Tax authorities used nationality, physical appearance to assess fraud risk: PwC
Officials at the Dutch tax office analyzed the risk of fraud “with some regularity” between 2014 and 2019 on the basis of "personal characteristics such as nationality or appearance,” concluded auditing firm PwC. The organization was tasked with investigating the Belastingdienst’s use of “black lists.”
It reportedly stripped thousands of residents of the Netherlands of their financial security by blocking them from being able to obtain financial benefits they were entitled to receive. The researchers said they found dozens of examples in their investigation into a controversial fraud monitoring system used by the tax authorities.
"I strongly disapprove of this", said Marnix van Rij, the new State Secretary responsible for Tax and Customs Administration. He called PwC's conclusions difficult to accept. They once again show that the fraud detection facility had "fundamental shortcomings," he said.
In almost all cases, once citizens were put in the controversial system, they were not taken out again. The use of special personal data was also found in about 11 percent of cases where citizens were listed in the Fraud Signaling Service (FSV).
According to PwC, the fraud detection facility did not appear to have played a role in creating conclusions about those who were monitored. However, just by their names being flagged in the system, it was suggested that it is "very plausible" that citizens were not eligible for amicable debt restructuring, whereby they would not have had to repay their entire debt owed. It also prevented them from accessing tax debt cancellation, or the ability to create customized repayment plans.
It was previously known that the system violated privacy legislation, which is why Van Rij's predecessor pulled the plug. Use of the FSV stopped in early 2020 because it did not comply with the General Data Protection Regulation, the Belastingdienst says on its website.

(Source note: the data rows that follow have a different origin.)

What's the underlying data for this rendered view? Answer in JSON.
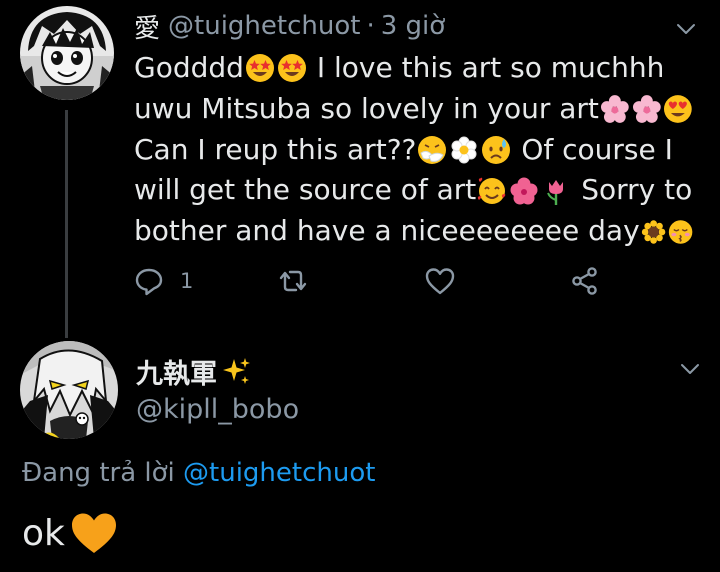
{
  "tweet": {
    "name": "愛",
    "handle": "@tuighetchuot",
    "separator": "·",
    "time": "3 giờ",
    "lines": [
      [
        "Godddd",
        "star-struck",
        "star-struck",
        " I love this art so muchhh"
      ],
      [
        "uwu Mitsuba so lovely in your art",
        "cherry-blossom",
        "cherry-blossom",
        "heart-eyes"
      ],
      [
        "Can I reup this art??",
        "sneezing-face",
        "white-flower",
        "worried-sweat",
        " Of course I"
      ],
      [
        "will get the source of art",
        "smiling-hearts",
        "hibiscus",
        "tulip",
        " Sorry to"
      ],
      [
        "bother and have a niceeeeeeee day",
        "sunflower",
        "kissing-blush"
      ]
    ],
    "actions": {
      "reply_count": "1"
    },
    "icons": {
      "reply": "reply-icon",
      "retweet": "retweet-icon",
      "like": "like-icon",
      "share": "share-icon",
      "menu": "chevron-down-icon"
    }
  },
  "reply": {
    "name": "九執軍",
    "name_emoji": "sparkles",
    "handle": "@kipll_bobo",
    "replying_prefix": "Đang trả lời",
    "replying_to": "@tuighetchuot",
    "text": "ok",
    "text_emoji": "orange-heart"
  },
  "colors": {
    "background": "#000000",
    "text": "#e7e9ea",
    "secondary": "#8b98a5",
    "link": "#1d9bf0",
    "thread_line": "#3a3d40",
    "heart": "#f7a11a"
  }
}
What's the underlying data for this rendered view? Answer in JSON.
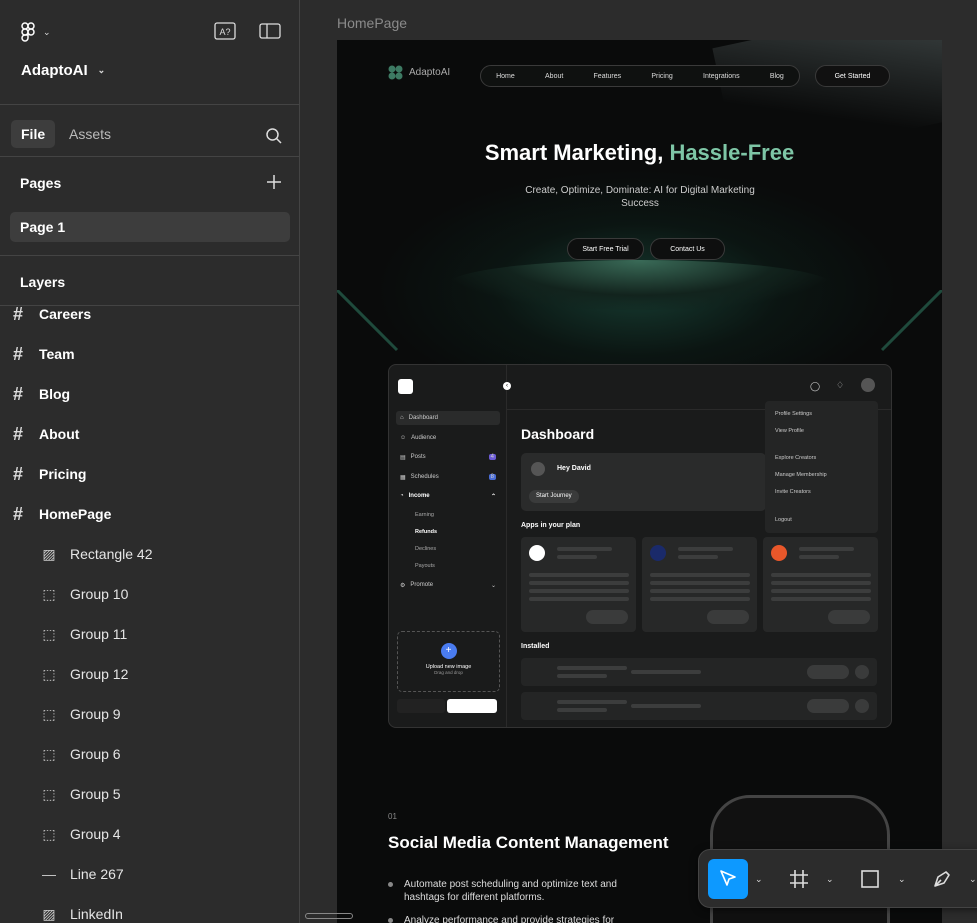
{
  "sidebar": {
    "project_name": "AdaptoAI",
    "tabs": {
      "file": "File",
      "assets": "Assets"
    },
    "pages_title": "Pages",
    "pages": [
      "Page 1"
    ],
    "layers_title": "Layers",
    "layers": [
      {
        "name": "Careers",
        "kind": "frame"
      },
      {
        "name": "Team",
        "kind": "frame"
      },
      {
        "name": "Blog",
        "kind": "frame"
      },
      {
        "name": "About",
        "kind": "frame"
      },
      {
        "name": "Pricing",
        "kind": "frame"
      },
      {
        "name": "HomePage",
        "kind": "frame"
      },
      {
        "name": "Rectangle 42",
        "kind": "image"
      },
      {
        "name": "Group 10",
        "kind": "group"
      },
      {
        "name": "Group 11",
        "kind": "group"
      },
      {
        "name": "Group 12",
        "kind": "group"
      },
      {
        "name": "Group 9",
        "kind": "group"
      },
      {
        "name": "Group 6",
        "kind": "group"
      },
      {
        "name": "Group 5",
        "kind": "group"
      },
      {
        "name": "Group 4",
        "kind": "group"
      },
      {
        "name": "Line 267",
        "kind": "line"
      },
      {
        "name": "LinkedIn",
        "kind": "image"
      }
    ]
  },
  "canvas": {
    "frame_label": "HomePage",
    "site": {
      "brand": "AdaptoAI",
      "nav": [
        "Home",
        "About",
        "Features",
        "Pricing",
        "Integrations",
        "Blog"
      ],
      "get_started": "Get Started",
      "hero_title_a": "Smart Marketing,",
      "hero_title_b": "Hassle-Free",
      "hero_sub": "Create, Optimize, Dominate: AI for Digital Marketing Success",
      "cta_trial": "Start Free Trial",
      "cta_contact": "Contact Us",
      "dashboard": {
        "menu": [
          "Dashboard",
          "Audience",
          "Posts",
          "Schedules",
          "Income",
          "Promote"
        ],
        "income_sub": [
          "Earning",
          "Refunds",
          "Declines",
          "Payouts"
        ],
        "posts_badge": "4",
        "schedules_badge": "8",
        "title": "Dashboard",
        "greeting": "Hey David",
        "start_journey": "Start Journey",
        "apps_label": "Apps in your plan",
        "installed_label": "Installed",
        "upload_title": "Upload new image",
        "upload_sub": "Drag and drop",
        "dropdown": [
          "Profile Settings",
          "View Profile",
          "Explore Creators",
          "Manage Membership",
          "Invite Creators",
          "Logout"
        ]
      },
      "section_num": "01",
      "section_title": "Social Media Content Management",
      "bullets": [
        "Automate post scheduling and optimize text and hashtags for different platforms.",
        "Analyze performance and provide strategies for"
      ]
    }
  },
  "colors": {
    "accent": "#7ec6a6",
    "select": "#0d99ff",
    "panel": "#2c2c2c"
  }
}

"Due to expansive use within the Belastingdienst, and how it was possibly shared with third parties, special personal data was widely distributed," says PwC.
Reporting by ANP